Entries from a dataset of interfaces
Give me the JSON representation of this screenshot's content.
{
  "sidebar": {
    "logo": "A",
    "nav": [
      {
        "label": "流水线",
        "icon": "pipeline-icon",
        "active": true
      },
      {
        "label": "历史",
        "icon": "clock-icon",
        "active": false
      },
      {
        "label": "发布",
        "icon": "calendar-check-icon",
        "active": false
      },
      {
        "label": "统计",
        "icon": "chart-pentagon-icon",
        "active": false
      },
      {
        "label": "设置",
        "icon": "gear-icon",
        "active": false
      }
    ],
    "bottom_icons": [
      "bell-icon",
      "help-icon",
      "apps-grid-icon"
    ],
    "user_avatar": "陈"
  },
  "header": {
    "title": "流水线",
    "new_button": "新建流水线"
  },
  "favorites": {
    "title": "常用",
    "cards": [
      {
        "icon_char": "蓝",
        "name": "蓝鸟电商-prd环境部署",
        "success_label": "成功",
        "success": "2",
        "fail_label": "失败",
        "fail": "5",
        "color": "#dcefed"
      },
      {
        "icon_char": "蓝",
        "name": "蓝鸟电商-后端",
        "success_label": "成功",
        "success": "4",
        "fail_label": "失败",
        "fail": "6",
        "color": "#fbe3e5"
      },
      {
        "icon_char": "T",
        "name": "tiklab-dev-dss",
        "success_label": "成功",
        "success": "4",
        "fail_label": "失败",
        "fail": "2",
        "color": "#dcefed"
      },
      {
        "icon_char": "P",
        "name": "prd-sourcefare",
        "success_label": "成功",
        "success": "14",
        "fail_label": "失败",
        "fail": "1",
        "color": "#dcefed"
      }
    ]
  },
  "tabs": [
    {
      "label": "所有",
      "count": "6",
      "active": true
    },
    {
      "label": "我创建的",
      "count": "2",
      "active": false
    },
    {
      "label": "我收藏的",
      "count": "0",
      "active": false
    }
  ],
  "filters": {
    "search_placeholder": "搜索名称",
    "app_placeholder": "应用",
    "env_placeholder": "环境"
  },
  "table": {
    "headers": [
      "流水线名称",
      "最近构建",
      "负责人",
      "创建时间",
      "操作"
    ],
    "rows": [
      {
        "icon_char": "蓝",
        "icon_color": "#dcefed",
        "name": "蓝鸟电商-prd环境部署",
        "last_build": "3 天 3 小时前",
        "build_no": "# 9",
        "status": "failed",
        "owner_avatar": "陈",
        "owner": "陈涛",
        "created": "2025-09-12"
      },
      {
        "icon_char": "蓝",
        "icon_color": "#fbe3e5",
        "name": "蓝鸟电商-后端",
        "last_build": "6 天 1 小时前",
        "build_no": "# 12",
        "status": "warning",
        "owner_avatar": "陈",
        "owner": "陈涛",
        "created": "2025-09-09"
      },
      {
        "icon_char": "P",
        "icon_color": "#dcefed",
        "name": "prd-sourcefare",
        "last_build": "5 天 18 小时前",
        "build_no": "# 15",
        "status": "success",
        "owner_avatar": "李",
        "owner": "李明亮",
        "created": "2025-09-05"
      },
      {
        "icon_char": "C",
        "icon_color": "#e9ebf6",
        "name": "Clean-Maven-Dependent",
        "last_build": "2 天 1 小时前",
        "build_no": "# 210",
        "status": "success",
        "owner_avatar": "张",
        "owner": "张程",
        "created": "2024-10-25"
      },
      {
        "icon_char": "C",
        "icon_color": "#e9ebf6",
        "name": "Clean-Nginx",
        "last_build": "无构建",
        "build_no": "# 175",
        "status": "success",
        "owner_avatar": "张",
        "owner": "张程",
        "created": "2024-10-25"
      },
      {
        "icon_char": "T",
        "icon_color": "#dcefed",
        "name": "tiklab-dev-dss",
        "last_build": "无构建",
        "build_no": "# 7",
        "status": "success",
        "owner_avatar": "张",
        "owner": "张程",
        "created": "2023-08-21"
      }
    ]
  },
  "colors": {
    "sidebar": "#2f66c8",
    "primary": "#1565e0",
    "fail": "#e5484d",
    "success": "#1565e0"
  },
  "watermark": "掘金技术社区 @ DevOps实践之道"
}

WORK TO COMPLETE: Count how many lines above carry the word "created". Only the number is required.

OUTPUT: 6